8.7As to the complaint of a violation of article 7, the Committee considers that the author has sufficiently substantiated his allegations for the purposes of admissibility, and that this part of the communication is admissible.
Consideration of the merits
9.1The Human Rights Committee has considered the present communication in the light of all the information made available to it by the parties, as provided in article 5, paragraph 1, of the Optional Protocol.
9.2As regards the author’s claim of violation of article 7, he argues that he had serious heart problems and that the initiation and the continuation of citizenship revocation proceedings placed him under considerable stress, amounting to cruel and inhuman treatment. The Committee acknowledges that there may be exceptional circumstances in which putting a person in poor health on trial may constitute treatment incompatible with article 7, for example, where relatively minor justice issues or procedural convenience are made to prevail over relatively serious health risks. No such circumstances exist in the present case, in which the citizenship revocation proceedings were provoked by serious allegations that the author participated in the gravest crimes. In addition, on the specific facts of the present case, the Committee notes that the citizenship revocation proceedings were conducted primarily in writing and that the author’s presence was not required. Moreover, the author has not shown how the initiation and continuation of the citizenship revocation proceedings constituted treatment incompatible with article 7 since, as already mentioned, the conclusions of the medical affidavits he obtained differed on the impact of the proceedings on his health. Accordingly, the author has failed to establish that the State party was responsible for causing a violation of article 7.
10.The Human Rights Committee, acting under article 5, paragraph 4, of the Optional Protocol to the International Covenant on Civil and Political Rights, is of the view that the facts before it do not disclose a violation of article 7 of the Covenant.
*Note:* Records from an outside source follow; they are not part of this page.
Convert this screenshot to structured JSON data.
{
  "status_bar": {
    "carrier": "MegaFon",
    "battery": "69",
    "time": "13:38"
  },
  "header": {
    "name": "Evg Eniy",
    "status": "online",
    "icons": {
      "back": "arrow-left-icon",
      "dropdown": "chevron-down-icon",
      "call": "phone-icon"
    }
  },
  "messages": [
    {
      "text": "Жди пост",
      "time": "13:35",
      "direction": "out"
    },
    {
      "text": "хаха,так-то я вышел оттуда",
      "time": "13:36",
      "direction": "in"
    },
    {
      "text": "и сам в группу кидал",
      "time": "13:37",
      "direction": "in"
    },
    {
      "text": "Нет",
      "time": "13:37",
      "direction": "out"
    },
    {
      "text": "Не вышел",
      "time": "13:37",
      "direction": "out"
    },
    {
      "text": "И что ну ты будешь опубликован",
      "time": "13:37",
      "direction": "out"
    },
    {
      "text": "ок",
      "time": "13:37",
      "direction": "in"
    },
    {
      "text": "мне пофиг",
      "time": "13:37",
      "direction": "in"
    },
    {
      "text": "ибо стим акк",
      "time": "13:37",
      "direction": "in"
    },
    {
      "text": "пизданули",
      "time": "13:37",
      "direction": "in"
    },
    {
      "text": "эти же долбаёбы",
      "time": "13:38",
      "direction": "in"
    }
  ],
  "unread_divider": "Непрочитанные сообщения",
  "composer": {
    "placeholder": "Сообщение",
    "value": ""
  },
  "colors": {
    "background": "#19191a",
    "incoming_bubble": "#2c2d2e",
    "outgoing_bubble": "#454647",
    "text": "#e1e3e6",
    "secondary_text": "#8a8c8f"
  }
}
[Adopted in English, French and Spanish, the French text being the original version. Subsequently to be issued also in Arabic, Chinese and Russian as part of the Committee’s annual report to the General Assembly.]